….Here is his chop.
This is a tosho, needle juniper, that I have been working on ever since I began my apprenticeship, about 4 or 5 times now. I began with cutting a portion of a branch off then used younger growth to reshape the area, and since have been pinching it when the new growth gets long and have wired many other branches. It looks much better now and it will be the subject of a future post.
This pot has been one of the top joys for me as an apprentice. It is an Eshidei which means a purple clay pot with a painting on it. It is a Kowatari pot meaning that is antique Chinese and is at least 200 years old. This one is most likely over 250 years however. Eshidei pots (along with Aigon Rogins)like this one have been one of my favorite types of pots ever since I began to seriously learn about pots. Typically each side of an Eshidei pot will have a different painting. Most of the times it is some sort of scenery on the front and back and a leaf, bamboo or similar close-up painting on the sides. I have also seen them with black paint instead of the white paint in a similar style as the one in the picture above, and those are normally much more expensive. I believe the majority of them have made their way back to China, and even now the white-painted ones are becoming much more scarce in Japan. Ocassionally now you will see an Eshidei and on one of the sides there will be Chinese characters instead of a scenery. These are much newer. Shinto, as they are referred to, are made within the last 50 years. So this pot came into the nursery when a client needed some money and decided he wanted to sell this pot. Oyakata bought it from him and set it in the tea room on display. As soon as the client had left and Oyakata had given us our lunch break, I rushed to the tea room to check it out. WOW!!! I had to have it!!! After sneaking in to see it every chance I got that afternoon, I asked Oyakata how much he paid for it. He told me and told me a little history about it and where it had come from. “Such a rare pot” he told me. I kept drooling over it till it was time to go home. Oyakata left the next morning headed to Tokyo for a few days and I was left to keep it safe untill his return! 😉 Over the next few days I couldn’t stop thinking about this pot. I think I even had a dream that Oyakata gave it to me…. Well I just had to have it, so when Oyakata got back from Tokyo I basically said to him ‘good morning’ and ‘I want that pot!’ He got a good laugh from that, but after I assured him I wasn’t joking we worked out a deal and the pot was mine!!!! I’m happy to say that after one very nervous plane flight, the pot now resides in my house in North Carolina.
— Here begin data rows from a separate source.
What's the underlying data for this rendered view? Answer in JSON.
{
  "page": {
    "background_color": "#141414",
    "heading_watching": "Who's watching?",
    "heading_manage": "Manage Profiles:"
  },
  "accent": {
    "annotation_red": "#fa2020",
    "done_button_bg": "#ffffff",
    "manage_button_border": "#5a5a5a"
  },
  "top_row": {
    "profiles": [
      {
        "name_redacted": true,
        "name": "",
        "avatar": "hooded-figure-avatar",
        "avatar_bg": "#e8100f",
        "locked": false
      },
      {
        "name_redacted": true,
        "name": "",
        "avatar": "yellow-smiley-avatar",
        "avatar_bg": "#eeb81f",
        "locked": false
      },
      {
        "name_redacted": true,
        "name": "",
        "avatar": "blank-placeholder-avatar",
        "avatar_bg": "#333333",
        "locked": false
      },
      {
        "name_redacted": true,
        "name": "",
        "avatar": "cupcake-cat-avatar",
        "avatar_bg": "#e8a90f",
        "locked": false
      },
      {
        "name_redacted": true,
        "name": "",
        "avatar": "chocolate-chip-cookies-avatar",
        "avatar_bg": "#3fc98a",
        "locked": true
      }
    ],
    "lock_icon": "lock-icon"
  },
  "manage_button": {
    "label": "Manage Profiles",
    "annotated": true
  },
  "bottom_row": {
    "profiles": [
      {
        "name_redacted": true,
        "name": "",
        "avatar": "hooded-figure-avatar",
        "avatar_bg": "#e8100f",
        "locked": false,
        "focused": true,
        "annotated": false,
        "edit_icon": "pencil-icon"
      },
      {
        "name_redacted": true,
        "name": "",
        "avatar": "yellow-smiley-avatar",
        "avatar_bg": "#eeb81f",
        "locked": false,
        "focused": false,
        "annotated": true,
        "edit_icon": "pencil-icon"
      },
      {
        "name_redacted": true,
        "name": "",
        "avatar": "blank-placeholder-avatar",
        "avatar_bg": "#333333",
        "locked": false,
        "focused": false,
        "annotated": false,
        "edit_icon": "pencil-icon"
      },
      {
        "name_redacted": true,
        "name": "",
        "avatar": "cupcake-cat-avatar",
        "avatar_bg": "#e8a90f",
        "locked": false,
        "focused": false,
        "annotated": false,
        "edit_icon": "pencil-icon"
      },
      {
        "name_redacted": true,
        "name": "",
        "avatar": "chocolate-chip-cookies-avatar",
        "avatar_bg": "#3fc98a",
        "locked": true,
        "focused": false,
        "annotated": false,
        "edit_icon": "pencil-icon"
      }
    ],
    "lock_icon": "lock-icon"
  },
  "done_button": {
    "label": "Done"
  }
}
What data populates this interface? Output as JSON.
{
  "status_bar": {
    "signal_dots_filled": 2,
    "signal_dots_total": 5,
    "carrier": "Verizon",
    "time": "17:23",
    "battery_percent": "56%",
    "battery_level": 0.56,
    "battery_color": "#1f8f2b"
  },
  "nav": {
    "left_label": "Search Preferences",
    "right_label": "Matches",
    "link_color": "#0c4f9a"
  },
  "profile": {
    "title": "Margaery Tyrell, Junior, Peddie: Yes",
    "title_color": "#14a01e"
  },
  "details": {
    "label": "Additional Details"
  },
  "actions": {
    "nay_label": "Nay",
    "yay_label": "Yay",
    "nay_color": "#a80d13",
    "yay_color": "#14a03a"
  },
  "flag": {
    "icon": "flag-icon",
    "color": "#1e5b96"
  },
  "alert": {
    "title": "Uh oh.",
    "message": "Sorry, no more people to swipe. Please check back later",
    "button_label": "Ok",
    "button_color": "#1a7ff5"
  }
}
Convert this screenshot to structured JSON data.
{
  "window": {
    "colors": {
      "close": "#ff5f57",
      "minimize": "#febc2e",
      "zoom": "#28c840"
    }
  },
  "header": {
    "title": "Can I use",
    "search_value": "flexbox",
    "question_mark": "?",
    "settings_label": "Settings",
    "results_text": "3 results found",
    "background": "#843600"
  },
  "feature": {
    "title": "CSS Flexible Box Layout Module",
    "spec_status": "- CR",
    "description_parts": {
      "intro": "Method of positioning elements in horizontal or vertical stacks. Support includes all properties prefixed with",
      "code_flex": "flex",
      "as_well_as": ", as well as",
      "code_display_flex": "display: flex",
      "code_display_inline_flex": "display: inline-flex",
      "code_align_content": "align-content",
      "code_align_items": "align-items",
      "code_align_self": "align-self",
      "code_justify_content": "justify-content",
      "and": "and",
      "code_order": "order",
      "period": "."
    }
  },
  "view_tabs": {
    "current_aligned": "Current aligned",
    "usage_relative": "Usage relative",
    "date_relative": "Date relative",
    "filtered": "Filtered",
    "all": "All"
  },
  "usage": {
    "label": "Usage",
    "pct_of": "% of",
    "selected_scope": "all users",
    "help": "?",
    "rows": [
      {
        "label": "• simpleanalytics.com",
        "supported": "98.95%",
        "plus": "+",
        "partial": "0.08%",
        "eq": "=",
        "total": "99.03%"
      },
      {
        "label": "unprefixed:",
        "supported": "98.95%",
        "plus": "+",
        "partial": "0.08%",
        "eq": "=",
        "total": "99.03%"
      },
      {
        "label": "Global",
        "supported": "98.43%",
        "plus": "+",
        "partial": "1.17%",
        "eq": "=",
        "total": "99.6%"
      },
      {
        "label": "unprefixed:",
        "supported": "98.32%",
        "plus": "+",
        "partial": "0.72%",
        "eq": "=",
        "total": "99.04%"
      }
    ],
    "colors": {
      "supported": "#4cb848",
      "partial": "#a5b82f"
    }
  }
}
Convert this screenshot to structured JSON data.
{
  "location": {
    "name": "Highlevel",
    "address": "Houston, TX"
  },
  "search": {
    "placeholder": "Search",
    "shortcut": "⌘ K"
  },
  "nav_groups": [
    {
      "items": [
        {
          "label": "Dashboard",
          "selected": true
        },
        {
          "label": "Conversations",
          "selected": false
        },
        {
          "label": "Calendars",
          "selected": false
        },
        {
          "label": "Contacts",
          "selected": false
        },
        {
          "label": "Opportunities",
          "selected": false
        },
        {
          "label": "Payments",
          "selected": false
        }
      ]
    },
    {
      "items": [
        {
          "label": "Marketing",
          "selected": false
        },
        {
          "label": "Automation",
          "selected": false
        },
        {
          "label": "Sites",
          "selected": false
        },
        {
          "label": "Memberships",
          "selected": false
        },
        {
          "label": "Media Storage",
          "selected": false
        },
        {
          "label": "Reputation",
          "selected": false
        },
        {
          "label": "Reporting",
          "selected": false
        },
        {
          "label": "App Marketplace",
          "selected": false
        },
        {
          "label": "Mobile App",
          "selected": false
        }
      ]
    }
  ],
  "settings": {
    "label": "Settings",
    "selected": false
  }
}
It is most likely one pot that I will never part with!
Here is another example of an Eshidei which happens to reside in my collection. Notice each side is different. It is also a Kowatari, antique Chinese. It has developed a nice patina over the pot.
In my next post I will be showing you this years Kokufu-ten entries we will be submitting for judging. I believe we have about 16 trees and fingers crossed all will make it in. This year there are about 50 less trees allowed in the show so judging will be much more difficult. Till then here is a preview…this is a tree owned by American Doug Paul, owner of The Kennet Collection…
As always, thanks for visiting!